How to be a successful self-employed cleaner
09 December 2014
More people than ever are looking for small-time cleaners – from suburban family homes to village halls, there are many spaces around your community in need of a weekly bit of TLC. Rising to meet the need are hundreds of sole traders, working anything from a couple of evenings a week to every day.
A business like this doesn't need to be expensive to run. Careful budgeting on everything from supplies to advertising can free up profit on a level unseen in larger businesses, so read on for tips on how to achieve this...
1) Keep in regular contact with the tax office
It's better to pay the correct tax from day one than to suddenly face a huge bill a couple of years down the line. Some changes in business practice will require slightly different tax accounts, so always check.
2) Use social media to your full advantage
It needn't cost you a penny to advertise your business, as word of mouth is the best form of recommendation for a tradesperson, and social media is like an amplifier for every good job that you do. Streetlife, for example, is an invaluable tool for establishing contacts, from one-off jobs to regulars. The more work you put into your social media presence, the more work you'll find, so it's a good idea to get familiar with the mechanics of the many platforms available. Check out Social Watch for a raft of useful information.
3) Buy in good equipment
If you're cleaning on a casual basis, it may seem daunting to get started without spending a large sum on products and equipment. However, with careful budgeting and a few substitutions, it's possible to make a neat profit even after the taxman has had his due. You have an advantage – there is only one of you. A large cleaning contractor would need to buy equipment in bulk and of lower quality, but you only really need one of everything. Buy mid-to-high range, simple equipment, and take good care of it. Spending a few extra pounds on a good mop is going to save you money in the long run, and allow you to do a better job.
4) Research traditional cleaning methods
White vinegar, bicarbonate of soda, and lemon juice are your friends. Where a large cleaning contractor needing to clean an entire building would need gallons of specialist window-cleaning solution, you can get the same results with vinegar, water and newspaper. Limescale lifts as easily with vinegar as with a de-scaler.

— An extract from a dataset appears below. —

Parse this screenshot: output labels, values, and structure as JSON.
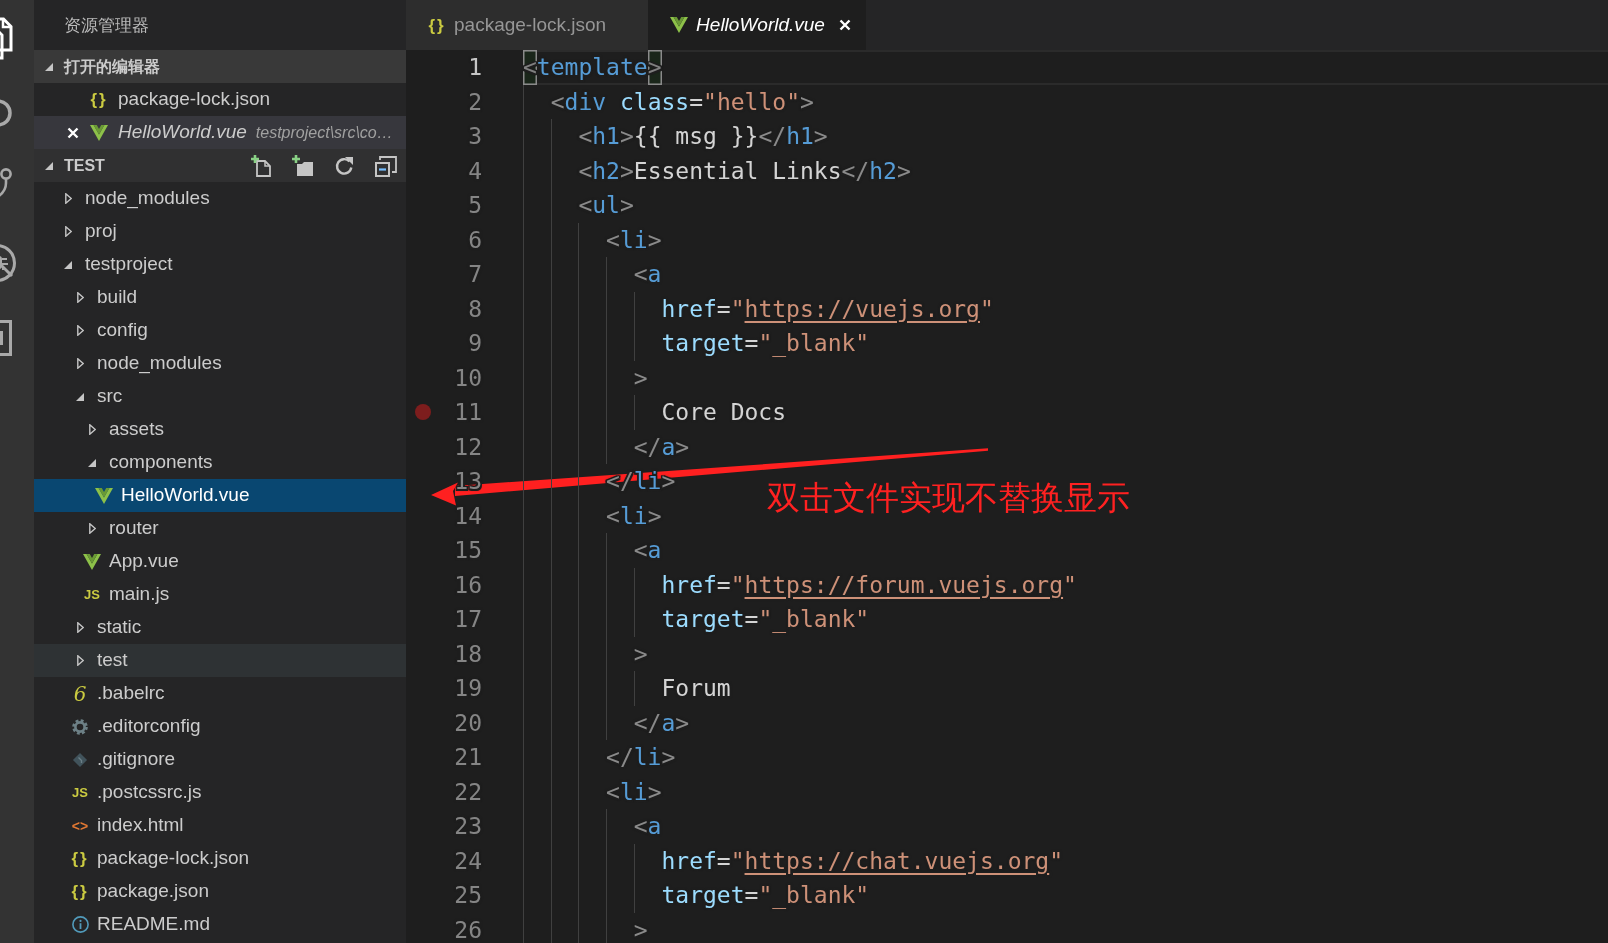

Think of how you'd save money cleaning your own home, and do the maths to see if it's cost effective to scale it up a little – most of the time, it will be. If you do need to buy cleaning products, buy good ones. The more effective it is, the less you'll need, and the more you'll save. Cleanipedia is a useful resource for budget cleaning tips.
5) How to charge
The more you clean, the quicker you get, and if you charge an hourly rate, sooner or later you're going to be doing twice the work for half the wage. It's best to lay out a set of services and costs for each client, for example "Clean six small windows" and "Mop 5m x 5m room", and put several items on each invoice. There's no need to get too in-depth, but keeping some perspective on what you're doing will make it easier for you to calculate how much each job is costing you to do.